BEGIN

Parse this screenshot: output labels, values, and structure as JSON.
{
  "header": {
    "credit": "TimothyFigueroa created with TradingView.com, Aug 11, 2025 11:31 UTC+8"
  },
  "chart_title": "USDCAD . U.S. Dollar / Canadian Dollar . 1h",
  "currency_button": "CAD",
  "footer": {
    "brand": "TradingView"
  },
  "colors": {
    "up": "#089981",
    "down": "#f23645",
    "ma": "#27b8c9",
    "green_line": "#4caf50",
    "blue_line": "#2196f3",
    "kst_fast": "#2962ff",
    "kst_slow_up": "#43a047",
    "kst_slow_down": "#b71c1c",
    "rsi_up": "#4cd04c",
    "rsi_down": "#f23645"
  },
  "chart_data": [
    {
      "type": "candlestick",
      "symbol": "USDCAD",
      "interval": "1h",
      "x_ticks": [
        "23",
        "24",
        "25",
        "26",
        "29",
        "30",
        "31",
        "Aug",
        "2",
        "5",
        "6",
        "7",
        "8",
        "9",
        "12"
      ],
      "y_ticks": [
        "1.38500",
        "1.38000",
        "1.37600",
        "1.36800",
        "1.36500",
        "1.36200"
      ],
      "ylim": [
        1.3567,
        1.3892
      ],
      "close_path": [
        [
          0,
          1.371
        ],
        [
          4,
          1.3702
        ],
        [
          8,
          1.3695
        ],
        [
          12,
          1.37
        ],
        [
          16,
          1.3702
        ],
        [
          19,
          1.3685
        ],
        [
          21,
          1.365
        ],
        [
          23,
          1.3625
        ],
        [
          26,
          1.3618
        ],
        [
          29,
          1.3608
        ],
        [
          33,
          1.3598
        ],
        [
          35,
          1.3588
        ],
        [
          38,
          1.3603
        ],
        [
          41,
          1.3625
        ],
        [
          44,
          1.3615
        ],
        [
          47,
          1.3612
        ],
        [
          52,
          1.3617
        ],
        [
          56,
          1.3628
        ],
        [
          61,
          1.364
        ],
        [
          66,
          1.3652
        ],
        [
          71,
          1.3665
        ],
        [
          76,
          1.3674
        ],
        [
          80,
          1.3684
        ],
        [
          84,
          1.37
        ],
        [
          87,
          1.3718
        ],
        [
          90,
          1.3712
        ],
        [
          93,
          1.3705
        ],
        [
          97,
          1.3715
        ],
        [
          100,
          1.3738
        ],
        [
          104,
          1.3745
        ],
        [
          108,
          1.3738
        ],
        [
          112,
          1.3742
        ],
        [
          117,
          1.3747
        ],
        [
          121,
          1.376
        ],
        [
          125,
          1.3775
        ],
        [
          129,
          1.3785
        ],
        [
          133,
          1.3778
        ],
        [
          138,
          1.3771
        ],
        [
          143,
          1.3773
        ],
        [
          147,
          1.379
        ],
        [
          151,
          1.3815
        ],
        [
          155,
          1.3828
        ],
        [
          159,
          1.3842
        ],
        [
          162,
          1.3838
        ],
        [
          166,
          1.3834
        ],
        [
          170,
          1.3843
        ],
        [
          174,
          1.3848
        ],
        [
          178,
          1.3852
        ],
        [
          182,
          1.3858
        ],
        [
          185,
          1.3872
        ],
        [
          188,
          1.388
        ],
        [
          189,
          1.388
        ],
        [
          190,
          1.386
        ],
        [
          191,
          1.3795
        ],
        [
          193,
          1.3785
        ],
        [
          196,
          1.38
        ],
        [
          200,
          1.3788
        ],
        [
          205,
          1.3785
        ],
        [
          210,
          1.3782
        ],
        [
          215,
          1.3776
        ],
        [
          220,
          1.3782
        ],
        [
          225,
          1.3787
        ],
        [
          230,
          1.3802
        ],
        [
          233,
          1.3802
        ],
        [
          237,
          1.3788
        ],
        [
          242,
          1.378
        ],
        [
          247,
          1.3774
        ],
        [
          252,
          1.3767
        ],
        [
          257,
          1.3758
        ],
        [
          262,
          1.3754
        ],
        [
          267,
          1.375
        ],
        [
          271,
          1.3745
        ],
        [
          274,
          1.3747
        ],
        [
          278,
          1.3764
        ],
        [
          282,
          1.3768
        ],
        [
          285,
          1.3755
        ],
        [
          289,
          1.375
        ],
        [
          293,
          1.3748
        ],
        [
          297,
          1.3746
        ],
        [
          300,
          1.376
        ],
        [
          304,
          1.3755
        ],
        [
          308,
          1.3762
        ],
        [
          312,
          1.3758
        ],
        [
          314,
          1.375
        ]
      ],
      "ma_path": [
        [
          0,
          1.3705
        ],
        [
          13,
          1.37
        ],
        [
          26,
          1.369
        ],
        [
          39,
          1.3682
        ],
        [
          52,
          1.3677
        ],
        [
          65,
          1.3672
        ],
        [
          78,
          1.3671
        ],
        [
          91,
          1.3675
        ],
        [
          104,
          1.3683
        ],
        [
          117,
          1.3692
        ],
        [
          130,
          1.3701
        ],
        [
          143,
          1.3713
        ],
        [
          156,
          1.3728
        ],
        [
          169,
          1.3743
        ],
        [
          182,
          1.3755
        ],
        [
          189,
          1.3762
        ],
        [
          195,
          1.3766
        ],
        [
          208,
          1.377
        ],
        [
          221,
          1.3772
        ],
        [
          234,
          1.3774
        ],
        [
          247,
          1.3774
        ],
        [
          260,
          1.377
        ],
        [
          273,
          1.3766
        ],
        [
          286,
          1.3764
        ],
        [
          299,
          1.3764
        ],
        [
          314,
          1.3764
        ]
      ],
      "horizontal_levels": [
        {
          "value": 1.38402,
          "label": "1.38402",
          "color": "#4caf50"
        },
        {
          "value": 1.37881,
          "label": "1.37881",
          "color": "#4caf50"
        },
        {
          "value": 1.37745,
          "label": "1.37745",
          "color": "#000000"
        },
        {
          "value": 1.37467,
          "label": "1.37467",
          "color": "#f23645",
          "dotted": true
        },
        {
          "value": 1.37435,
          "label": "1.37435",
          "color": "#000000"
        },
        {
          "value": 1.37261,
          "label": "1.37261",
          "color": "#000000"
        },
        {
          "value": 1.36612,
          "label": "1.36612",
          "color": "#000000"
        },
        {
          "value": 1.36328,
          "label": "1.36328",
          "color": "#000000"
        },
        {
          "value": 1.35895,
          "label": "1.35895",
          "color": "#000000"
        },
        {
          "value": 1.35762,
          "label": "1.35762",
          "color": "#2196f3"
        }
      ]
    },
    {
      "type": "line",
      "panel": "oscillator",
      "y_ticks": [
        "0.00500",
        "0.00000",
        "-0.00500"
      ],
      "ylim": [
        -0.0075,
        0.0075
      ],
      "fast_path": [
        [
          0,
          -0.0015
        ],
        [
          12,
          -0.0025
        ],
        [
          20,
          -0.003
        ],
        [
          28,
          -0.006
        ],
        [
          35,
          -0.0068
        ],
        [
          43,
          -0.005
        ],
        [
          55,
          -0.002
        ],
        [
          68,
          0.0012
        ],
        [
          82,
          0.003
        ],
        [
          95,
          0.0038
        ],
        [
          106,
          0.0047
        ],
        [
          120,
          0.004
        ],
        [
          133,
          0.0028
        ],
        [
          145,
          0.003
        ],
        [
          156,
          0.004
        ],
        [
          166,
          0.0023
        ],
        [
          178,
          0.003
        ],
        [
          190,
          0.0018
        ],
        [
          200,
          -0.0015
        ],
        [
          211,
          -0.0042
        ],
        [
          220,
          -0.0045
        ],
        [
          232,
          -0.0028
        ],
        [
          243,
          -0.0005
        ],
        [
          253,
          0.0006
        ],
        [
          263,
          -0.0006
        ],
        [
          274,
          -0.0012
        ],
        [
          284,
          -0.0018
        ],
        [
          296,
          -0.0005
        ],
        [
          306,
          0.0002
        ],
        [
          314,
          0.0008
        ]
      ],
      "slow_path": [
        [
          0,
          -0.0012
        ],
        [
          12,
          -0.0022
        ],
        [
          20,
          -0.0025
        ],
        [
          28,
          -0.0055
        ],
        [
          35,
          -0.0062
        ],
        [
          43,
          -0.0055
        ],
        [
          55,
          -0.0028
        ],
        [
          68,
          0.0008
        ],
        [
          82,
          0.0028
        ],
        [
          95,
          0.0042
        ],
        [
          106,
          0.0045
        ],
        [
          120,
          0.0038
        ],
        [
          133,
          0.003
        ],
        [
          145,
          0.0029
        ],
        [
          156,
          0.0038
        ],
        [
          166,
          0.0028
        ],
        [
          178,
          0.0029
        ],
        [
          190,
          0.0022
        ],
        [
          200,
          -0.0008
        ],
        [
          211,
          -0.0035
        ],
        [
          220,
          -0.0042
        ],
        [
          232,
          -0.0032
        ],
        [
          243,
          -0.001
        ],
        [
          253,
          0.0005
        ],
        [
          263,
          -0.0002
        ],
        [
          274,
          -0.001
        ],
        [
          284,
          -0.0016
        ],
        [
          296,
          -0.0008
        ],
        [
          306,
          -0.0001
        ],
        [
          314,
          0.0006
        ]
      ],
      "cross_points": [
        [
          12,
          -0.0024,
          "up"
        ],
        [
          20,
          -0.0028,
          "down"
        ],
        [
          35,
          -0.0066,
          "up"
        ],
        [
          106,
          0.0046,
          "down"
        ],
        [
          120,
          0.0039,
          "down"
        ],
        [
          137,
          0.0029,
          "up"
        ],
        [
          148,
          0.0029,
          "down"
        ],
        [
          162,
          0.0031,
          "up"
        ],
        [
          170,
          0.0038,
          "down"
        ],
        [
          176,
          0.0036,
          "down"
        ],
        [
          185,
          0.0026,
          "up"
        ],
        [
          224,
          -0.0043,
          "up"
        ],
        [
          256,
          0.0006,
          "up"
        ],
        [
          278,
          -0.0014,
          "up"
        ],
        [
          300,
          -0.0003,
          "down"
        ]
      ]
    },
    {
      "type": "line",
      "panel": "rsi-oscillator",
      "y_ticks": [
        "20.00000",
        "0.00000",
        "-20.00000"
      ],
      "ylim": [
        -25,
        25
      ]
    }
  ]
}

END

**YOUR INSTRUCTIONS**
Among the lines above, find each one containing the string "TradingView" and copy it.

**SOLUTION TO THE EXERCISE**
    "credit": "TimothyFigueroa created with TradingView.com, Aug 11, 2025 11:31 UTC+8"
    "brand": "TradingView"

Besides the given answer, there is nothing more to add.